Work task
Look through the data below and show every line that includes "test".

Information provided
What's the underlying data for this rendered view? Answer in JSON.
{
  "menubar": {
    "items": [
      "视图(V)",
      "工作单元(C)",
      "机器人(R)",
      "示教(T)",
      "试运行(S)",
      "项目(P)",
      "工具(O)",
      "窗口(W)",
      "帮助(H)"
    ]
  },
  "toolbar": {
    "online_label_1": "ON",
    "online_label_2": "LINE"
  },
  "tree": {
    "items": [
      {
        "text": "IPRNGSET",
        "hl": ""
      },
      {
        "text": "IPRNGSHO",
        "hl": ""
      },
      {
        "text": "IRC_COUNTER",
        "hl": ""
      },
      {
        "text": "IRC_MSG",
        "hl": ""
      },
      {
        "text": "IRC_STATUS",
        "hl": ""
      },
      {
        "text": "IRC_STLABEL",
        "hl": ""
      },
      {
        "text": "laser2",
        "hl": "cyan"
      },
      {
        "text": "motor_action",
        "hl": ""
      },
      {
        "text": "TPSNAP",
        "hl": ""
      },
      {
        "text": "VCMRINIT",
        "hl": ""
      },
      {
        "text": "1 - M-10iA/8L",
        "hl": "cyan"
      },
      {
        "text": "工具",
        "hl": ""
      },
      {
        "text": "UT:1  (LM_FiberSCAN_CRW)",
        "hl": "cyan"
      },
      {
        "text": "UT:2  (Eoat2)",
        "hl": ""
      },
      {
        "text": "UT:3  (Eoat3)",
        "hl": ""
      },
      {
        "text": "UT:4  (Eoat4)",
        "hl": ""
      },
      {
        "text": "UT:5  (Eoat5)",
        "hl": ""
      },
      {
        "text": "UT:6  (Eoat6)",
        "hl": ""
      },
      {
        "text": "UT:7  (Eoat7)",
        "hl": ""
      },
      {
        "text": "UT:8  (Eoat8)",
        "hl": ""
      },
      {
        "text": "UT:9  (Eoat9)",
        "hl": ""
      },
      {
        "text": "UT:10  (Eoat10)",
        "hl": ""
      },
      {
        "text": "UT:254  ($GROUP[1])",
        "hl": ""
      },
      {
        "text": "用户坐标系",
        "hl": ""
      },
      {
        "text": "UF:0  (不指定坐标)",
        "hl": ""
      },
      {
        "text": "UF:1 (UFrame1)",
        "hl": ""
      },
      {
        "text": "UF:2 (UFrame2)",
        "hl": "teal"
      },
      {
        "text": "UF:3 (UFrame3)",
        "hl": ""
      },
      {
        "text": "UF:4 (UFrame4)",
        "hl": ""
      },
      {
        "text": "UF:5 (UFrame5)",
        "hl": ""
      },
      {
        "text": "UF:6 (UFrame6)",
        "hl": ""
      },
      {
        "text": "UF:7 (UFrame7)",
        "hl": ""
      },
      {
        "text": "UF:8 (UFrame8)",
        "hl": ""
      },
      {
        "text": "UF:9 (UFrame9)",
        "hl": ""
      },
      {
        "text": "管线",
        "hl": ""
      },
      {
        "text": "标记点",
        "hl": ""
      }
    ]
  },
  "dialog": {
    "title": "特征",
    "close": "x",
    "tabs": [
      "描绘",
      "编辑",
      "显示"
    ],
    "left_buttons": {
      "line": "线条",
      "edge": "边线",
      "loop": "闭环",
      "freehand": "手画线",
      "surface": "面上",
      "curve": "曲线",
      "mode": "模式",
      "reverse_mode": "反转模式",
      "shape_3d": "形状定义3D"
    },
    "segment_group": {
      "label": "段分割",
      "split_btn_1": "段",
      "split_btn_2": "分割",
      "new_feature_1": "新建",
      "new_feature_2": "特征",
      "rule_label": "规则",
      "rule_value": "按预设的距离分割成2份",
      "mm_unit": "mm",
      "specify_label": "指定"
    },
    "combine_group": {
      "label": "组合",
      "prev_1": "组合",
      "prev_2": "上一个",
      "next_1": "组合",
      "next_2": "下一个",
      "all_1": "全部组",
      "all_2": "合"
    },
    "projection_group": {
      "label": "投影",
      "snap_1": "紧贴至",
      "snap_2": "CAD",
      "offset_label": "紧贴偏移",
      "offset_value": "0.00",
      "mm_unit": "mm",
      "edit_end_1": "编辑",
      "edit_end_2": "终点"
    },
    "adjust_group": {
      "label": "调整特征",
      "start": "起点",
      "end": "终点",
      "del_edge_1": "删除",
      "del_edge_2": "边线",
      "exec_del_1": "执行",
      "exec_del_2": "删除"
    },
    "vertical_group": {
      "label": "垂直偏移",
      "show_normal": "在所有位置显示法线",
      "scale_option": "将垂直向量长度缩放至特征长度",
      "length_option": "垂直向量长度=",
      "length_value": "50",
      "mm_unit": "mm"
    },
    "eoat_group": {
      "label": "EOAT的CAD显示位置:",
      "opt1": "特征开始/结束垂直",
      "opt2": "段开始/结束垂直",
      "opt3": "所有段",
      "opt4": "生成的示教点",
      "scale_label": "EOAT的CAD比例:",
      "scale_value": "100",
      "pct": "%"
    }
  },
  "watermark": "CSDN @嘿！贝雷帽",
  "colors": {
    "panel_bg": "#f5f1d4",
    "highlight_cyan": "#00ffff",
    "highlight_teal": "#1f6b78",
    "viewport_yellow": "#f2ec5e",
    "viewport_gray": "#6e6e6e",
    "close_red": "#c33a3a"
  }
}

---

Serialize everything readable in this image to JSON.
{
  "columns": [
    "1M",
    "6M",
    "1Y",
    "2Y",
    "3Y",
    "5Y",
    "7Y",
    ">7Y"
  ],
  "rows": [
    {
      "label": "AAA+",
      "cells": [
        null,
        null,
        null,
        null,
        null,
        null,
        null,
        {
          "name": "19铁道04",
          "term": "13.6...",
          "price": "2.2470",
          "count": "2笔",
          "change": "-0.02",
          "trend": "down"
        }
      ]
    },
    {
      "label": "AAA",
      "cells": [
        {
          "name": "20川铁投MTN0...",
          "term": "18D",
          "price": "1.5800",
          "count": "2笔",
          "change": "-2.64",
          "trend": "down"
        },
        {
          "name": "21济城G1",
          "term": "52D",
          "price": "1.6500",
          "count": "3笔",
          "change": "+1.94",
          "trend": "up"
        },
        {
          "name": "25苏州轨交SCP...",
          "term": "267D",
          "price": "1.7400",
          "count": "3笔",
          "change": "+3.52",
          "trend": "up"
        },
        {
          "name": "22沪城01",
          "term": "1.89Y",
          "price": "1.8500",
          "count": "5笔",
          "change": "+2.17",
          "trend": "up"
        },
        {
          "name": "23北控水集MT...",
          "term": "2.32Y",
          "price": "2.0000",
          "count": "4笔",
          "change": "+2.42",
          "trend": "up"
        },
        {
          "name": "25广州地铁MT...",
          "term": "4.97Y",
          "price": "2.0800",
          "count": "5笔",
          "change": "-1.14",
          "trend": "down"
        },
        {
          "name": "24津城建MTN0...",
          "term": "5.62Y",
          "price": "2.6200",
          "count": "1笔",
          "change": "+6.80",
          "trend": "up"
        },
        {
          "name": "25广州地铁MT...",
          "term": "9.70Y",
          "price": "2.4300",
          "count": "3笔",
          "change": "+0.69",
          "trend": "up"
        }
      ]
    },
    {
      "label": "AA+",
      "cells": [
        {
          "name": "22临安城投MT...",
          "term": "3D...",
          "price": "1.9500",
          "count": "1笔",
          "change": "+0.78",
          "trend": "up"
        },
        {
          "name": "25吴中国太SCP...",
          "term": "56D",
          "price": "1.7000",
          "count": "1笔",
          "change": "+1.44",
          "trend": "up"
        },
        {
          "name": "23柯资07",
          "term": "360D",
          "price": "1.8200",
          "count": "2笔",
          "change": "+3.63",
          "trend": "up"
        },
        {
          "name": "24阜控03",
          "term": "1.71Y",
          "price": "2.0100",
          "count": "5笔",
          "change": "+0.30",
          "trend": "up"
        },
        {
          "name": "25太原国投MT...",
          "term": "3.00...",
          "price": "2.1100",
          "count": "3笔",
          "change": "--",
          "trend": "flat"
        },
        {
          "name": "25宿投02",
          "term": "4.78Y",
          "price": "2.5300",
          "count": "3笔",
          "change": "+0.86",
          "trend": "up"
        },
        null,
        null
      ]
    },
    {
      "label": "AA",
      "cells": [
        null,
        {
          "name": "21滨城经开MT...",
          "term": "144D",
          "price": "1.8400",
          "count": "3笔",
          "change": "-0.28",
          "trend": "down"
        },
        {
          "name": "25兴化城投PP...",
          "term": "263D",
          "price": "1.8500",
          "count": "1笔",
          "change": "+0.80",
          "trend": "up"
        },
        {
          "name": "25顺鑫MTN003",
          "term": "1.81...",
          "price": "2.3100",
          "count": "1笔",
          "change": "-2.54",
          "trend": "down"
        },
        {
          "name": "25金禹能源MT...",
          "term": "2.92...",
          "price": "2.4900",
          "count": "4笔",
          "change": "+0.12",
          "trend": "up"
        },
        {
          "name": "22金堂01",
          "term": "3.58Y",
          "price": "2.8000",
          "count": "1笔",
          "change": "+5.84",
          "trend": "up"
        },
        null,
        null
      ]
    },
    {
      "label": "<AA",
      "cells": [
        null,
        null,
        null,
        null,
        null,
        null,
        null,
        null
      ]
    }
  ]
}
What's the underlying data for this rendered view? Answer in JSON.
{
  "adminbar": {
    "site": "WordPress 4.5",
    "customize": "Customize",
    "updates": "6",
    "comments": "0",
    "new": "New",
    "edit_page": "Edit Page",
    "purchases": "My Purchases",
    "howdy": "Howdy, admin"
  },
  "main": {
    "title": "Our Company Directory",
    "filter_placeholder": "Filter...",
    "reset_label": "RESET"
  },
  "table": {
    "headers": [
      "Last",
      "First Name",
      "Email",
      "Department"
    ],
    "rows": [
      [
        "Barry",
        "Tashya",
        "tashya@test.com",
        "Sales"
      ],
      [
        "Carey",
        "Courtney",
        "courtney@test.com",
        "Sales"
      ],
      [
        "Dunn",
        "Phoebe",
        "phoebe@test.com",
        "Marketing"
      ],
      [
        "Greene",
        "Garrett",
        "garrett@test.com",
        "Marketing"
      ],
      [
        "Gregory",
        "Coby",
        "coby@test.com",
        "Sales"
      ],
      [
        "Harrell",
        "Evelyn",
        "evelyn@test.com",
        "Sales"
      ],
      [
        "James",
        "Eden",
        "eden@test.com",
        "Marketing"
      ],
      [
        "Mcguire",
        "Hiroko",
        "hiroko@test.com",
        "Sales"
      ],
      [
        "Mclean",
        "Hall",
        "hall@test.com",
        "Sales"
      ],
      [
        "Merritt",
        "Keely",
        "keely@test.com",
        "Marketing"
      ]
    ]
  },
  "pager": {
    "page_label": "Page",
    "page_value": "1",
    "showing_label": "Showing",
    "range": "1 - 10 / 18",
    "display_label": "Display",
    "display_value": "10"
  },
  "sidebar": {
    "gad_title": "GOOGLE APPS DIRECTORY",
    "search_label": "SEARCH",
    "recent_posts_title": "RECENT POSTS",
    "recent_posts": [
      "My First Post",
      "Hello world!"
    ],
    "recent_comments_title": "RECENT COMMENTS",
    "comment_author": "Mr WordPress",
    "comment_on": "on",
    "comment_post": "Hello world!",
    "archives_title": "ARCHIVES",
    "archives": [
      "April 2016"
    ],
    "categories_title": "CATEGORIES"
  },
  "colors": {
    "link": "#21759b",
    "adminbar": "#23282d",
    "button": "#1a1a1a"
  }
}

Solution to the problem
        "tashya@test.com",
        "courtney@test.com",
        "phoebe@test.com",
        "garrett@test.com",
        "coby@test.com",
        "evelyn@test.com",
        "eden@test.com",
        "hiroko@test.com",
        "hall@test.com",
        "keely@test.com",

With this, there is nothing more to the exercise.